There’s a new marshal in town
February 2, 2007
Unless you’ve been sitting or living under a very large stone over the past couple of years, you’ll know that Microsoft would have us believe Win32 is legacy. So why have they put so much effort into the Interop services? Trust me; it will be around for some time. I take my hat off to the guys who drew the short straw and did it – I bet it was a mission and the end result pretty much works.
However, to the GUI developer who’s experienced the infuriating little dialog box which says something like:
Managed Debugging Assistant ‘PInvokeStackImbalance’ has detected a problem in ‘C:\dev\ SendToCS\bin\Debug\SendToCS.vshost.exe’.
Additional Information: A call to PInvoke function ‘SendToCS!SendFileTo.MAPI::MAPISendMail’ has unbalanced the stack. This is likely because the managed PInvoke signature does not match the unmanaged target signature. Check that the calling convention and parameters of the PInvoke signature match the target unmanaged signature.
when tracking down problems in calls from managed to unmanaged code, here’s my pain induced, top ten tips to sorting out problems with interop marshalling code.

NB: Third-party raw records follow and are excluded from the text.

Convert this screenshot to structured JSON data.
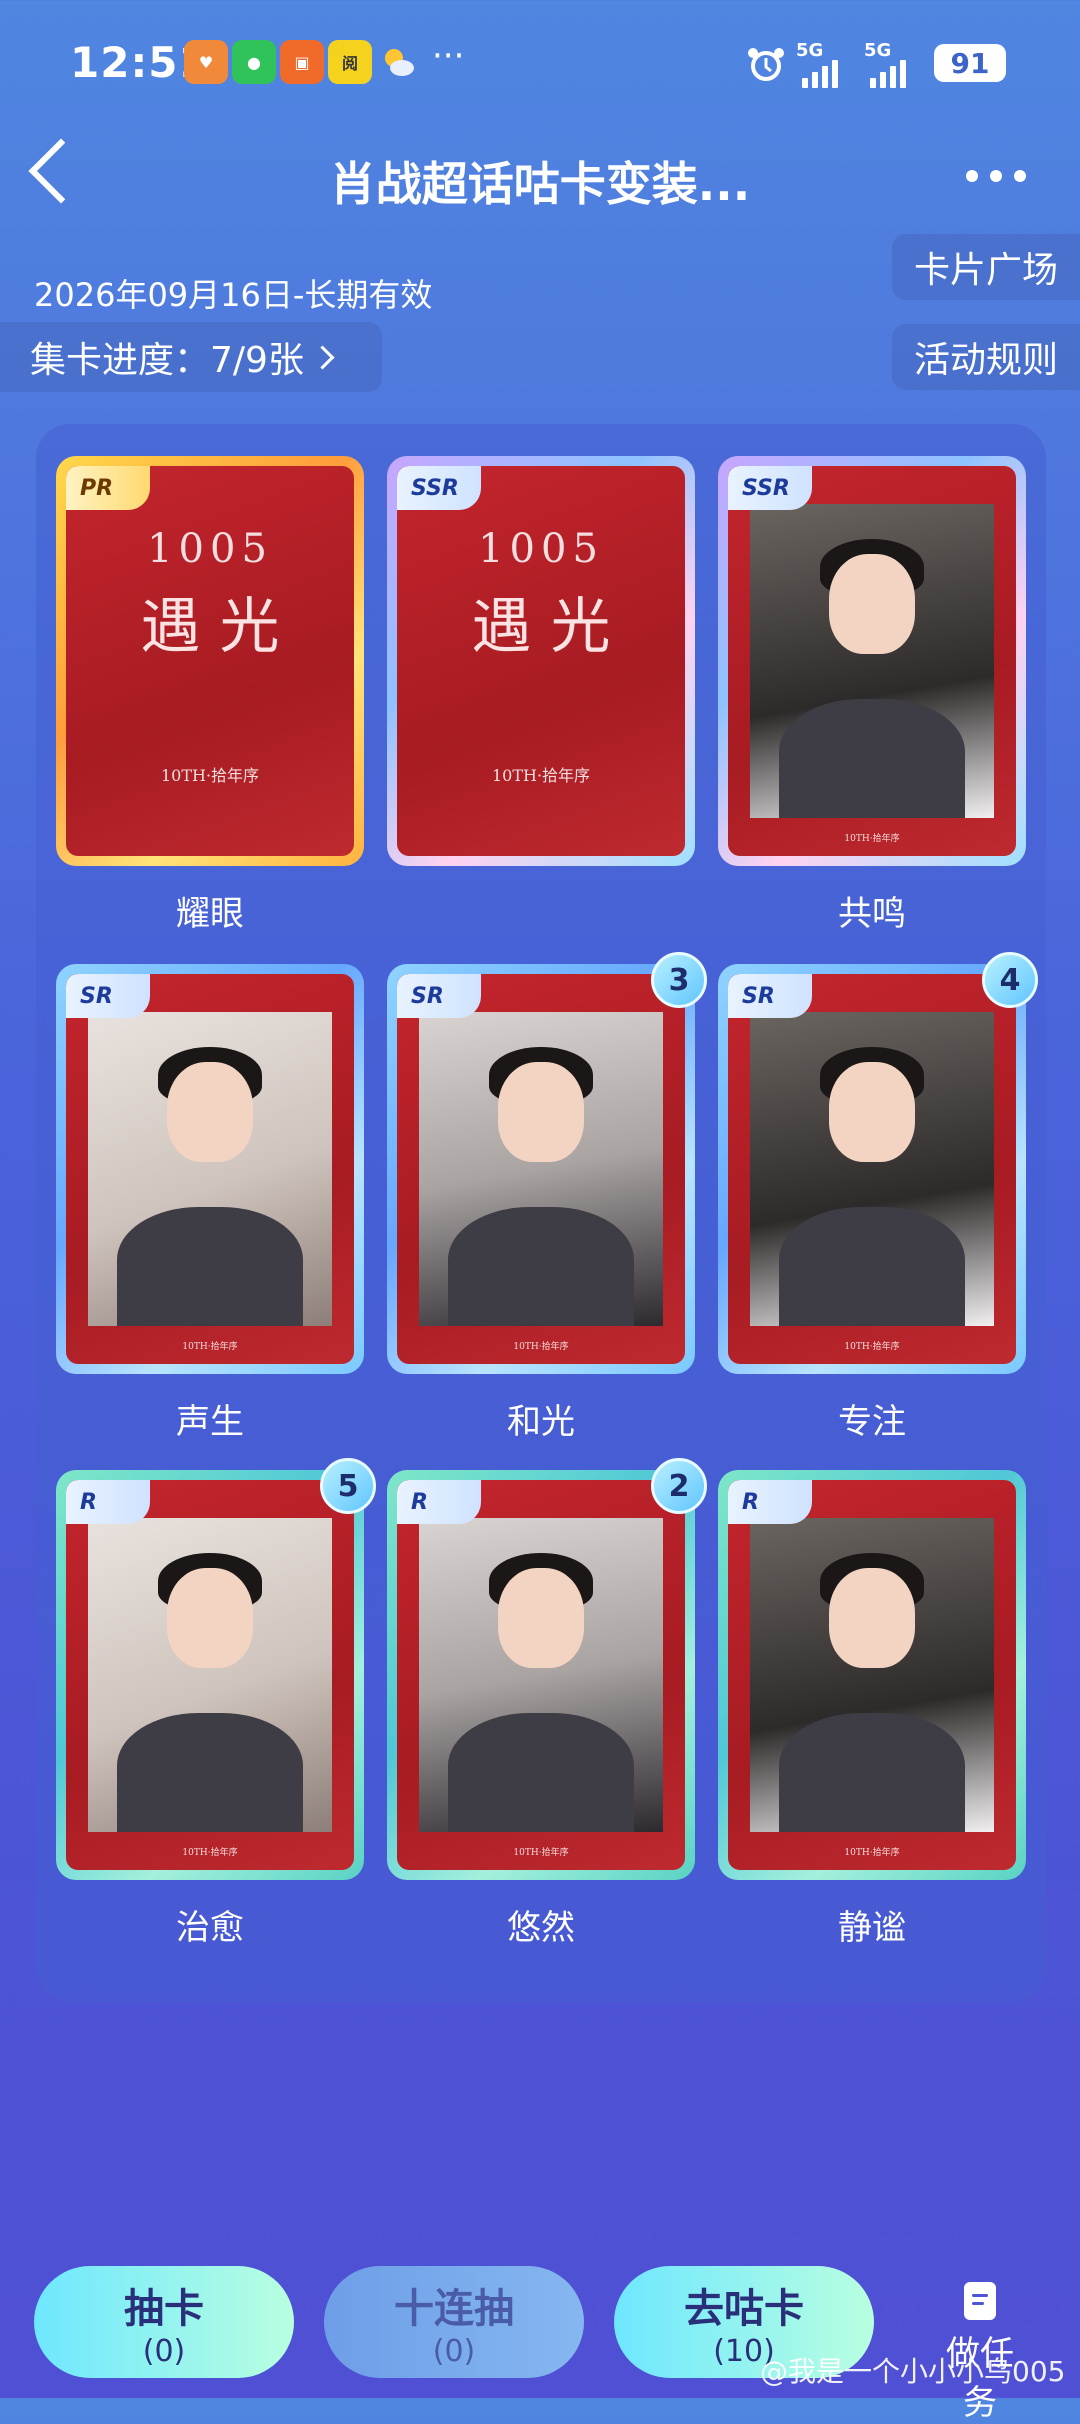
{
  "status_bar": {
    "time": "12:51",
    "app_icons": [
      "health-app-icon",
      "wechat-icon",
      "red-envelope-icon",
      "reading-app-icon",
      "weather-icon"
    ],
    "overflow": "···",
    "network1": "5G",
    "network2": "5G",
    "battery": "91"
  },
  "header": {
    "title": "肖战超话咕卡变装...",
    "date": "2026年09月16日-长期有效",
    "progress": "集卡进度：7/9张",
    "card_plaza": "卡片广场",
    "rules": "活动规则"
  },
  "cards": [
    {
      "rarity": "PR",
      "label": "耀眼",
      "count": "",
      "type": "poster",
      "poster_main": "遇 光",
      "poster_num": "1005",
      "poster_sub": "10TH·拾年序"
    },
    {
      "rarity": "SSR",
      "label": "",
      "count": "",
      "type": "poster",
      "poster_main": "遇 光",
      "poster_num": "1005",
      "poster_sub": "10TH·拾年序"
    },
    {
      "rarity": "SSR",
      "label": "共鸣",
      "count": "",
      "type": "photo",
      "foot": "10TH·拾年序"
    },
    {
      "rarity": "SR",
      "label": "声生",
      "count": "",
      "type": "photo",
      "foot": "10TH·拾年序"
    },
    {
      "rarity": "SR",
      "label": "和光",
      "count": "3",
      "type": "photo",
      "foot": "10TH·拾年序"
    },
    {
      "rarity": "SR",
      "label": "专注",
      "count": "4",
      "type": "photo",
      "foot": "10TH·拾年序"
    },
    {
      "rarity": "R",
      "label": "治愈",
      "count": "5",
      "type": "photo",
      "foot": "10TH·拾年序"
    },
    {
      "rarity": "R",
      "label": "悠然",
      "count": "2",
      "type": "photo",
      "foot": "10TH·拾年序"
    },
    {
      "rarity": "R",
      "label": "静谧",
      "count": "",
      "type": "photo",
      "foot": "10TH·拾年序"
    }
  ],
  "bottom": {
    "draw": {
      "label": "抽卡",
      "count": "(0)"
    },
    "draw10": {
      "label": "十连抽",
      "count": "(0)"
    },
    "guka": {
      "label": "去咕卡",
      "count": "(10)"
    },
    "task": "做任务"
  },
  "watermark": "@我是一个小小小鸟005",
  "colors": {
    "accent": "#6ee7ff",
    "card_red": "#b81f27",
    "rarity_pr": "#ffd84a",
    "rarity_ssr": "#c7a6ff",
    "rarity_sr": "#8fd4ff",
    "rarity_r": "#7fe7c8"
  }
}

- Read the Platform Invoke Tutorial
- Check for a mismatch between your unmanaged function signature and the declared [DllImport] C# function declaration and double check the DLL name it’s implemented in.
- Use ref’s so the CLR will pass your structs as a reference to the unmanaged function so it can modify your object, not a orphan stack copy. You must use ref in the function declaration as well as the call.
- Check the parameter types – particulary strings vs StringBuilder and the use of ref for string values returned in parameters. Remember string is immutable, although .NET will marshal both to a LPTSTR.
- Check the size of struct parameters match that required by the unmanaged function.
- Check the types and size of your struct members.
- Remember to use [StructLayout(LayoutKind .Sequential)] attributes on structs or classes you reference in parameter pointers. The CLR controls the physical layout of memory, so if the class needs to be arranged in an expected way use StructLayout to preserve the layout and .NET will not mess with it.
- Although it’s platform specific, IntPtr is a useful, thread safe structure to represent a pointer or handle – HWNDs are probably the single most common parameter.
- The default marshalling for structs is an LPSTRUCT, so there’s nothing to do. If you make it a class you’ll need to marshal it like this [MarshalAs(UnmanagedType.LPStruct)] MapiMessage pMsg);
- Read the Platform Invoke Tutorial one more time.